* Exercise prompt
Extract all lines in the data that contain the word "kind".
++++ The input
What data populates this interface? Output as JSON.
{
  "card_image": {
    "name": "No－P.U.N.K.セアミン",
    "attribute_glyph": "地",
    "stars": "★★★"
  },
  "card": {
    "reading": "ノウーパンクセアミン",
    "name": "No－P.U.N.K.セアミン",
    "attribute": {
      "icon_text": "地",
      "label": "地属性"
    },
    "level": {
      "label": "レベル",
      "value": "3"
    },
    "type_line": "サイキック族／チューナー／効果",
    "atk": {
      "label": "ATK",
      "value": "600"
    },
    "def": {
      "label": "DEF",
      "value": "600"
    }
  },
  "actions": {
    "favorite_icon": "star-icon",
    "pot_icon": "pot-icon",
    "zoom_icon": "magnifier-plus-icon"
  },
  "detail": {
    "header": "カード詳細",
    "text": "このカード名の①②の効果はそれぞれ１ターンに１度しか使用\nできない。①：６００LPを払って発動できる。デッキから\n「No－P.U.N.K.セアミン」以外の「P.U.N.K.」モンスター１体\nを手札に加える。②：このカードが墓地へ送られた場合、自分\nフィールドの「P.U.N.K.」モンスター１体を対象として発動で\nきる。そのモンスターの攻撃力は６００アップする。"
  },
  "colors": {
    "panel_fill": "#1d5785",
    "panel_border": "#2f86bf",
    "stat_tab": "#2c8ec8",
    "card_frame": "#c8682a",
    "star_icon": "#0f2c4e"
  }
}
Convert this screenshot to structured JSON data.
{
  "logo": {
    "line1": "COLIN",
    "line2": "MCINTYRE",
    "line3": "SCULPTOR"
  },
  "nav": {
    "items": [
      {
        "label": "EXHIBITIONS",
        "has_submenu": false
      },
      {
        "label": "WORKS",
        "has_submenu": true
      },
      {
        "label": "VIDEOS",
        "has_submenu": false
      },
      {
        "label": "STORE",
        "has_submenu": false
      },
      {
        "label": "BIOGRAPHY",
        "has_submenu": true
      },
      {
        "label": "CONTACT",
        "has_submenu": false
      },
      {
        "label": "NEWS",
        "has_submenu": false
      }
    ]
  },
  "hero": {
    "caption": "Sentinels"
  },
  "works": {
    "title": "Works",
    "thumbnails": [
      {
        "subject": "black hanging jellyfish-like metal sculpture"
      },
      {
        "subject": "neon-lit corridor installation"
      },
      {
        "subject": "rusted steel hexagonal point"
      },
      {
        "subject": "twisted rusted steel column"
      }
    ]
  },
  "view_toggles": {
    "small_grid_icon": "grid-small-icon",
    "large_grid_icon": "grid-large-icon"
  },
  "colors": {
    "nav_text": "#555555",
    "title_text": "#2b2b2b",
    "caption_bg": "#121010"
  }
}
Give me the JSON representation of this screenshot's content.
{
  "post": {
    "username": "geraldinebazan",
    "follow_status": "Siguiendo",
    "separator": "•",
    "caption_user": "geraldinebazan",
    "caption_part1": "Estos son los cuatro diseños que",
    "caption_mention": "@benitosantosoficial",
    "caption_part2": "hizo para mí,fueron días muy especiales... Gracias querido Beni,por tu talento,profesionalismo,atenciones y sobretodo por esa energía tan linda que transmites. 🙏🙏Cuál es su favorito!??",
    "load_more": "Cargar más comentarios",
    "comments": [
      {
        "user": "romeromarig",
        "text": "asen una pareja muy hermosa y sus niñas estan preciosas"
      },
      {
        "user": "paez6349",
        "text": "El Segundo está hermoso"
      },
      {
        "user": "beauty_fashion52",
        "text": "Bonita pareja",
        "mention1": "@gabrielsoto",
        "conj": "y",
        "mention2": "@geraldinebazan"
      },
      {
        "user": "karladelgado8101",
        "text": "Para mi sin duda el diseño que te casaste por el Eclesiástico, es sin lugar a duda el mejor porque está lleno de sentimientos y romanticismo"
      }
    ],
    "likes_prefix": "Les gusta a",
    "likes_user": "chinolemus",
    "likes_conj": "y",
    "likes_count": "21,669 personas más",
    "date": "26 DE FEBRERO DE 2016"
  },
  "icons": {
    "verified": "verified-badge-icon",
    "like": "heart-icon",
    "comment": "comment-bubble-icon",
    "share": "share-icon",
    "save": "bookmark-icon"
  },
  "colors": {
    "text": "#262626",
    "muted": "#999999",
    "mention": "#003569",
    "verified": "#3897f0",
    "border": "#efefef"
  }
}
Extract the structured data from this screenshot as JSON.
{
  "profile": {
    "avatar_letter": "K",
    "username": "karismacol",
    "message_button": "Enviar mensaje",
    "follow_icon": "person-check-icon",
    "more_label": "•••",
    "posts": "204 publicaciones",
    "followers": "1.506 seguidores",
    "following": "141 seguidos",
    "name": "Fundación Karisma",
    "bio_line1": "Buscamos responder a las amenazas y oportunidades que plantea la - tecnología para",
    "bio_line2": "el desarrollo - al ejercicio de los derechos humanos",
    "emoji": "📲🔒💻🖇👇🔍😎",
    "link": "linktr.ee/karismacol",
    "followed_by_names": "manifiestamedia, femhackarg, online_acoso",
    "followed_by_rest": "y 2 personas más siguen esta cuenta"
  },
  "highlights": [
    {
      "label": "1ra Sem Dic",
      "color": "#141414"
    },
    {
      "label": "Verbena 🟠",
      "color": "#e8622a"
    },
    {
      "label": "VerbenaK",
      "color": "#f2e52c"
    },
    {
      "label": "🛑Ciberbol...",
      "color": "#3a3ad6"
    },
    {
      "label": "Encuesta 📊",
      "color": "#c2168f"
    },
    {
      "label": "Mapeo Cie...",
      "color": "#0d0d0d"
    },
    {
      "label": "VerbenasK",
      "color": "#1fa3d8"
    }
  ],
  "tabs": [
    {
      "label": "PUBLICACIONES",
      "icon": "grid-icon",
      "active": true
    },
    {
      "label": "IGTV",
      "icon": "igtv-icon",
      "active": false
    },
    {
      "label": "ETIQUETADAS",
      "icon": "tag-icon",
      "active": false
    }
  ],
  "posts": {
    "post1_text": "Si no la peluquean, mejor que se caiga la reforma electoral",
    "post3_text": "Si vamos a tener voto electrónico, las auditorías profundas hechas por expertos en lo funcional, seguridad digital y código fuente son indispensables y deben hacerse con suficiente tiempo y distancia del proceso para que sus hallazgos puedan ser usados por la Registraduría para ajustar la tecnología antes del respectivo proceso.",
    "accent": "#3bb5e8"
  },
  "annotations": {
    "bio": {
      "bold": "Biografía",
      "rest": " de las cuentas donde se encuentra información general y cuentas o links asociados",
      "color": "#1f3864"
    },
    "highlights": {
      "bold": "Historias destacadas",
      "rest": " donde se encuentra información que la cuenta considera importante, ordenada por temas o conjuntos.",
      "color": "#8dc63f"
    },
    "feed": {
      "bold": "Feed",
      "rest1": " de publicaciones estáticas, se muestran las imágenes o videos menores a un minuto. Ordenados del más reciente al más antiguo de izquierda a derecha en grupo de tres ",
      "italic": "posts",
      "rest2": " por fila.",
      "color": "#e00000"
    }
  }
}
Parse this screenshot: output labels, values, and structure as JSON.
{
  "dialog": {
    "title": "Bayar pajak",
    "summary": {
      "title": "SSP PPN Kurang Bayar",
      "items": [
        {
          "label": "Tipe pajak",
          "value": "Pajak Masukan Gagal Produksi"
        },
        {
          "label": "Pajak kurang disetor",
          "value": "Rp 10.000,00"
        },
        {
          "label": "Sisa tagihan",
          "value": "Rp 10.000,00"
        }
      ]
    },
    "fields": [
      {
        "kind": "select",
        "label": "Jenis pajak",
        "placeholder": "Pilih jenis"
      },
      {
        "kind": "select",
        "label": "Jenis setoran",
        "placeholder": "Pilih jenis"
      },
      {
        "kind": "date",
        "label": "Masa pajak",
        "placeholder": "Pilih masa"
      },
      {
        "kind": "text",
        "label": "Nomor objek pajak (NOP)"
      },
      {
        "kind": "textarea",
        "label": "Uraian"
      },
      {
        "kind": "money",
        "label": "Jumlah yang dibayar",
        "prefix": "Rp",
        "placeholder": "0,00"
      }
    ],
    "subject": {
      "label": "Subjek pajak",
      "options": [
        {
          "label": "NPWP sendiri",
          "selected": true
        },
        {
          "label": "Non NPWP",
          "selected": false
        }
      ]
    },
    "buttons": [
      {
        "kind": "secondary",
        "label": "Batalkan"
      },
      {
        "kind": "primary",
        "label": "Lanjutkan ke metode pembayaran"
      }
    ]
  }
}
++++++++
* Result
        "kind": "select",
        "kind": "select",
        "kind": "date",
        "kind": "text",
        "kind": "textarea",
        "kind": "money",
        "kind": "secondary",
        "kind": "primary",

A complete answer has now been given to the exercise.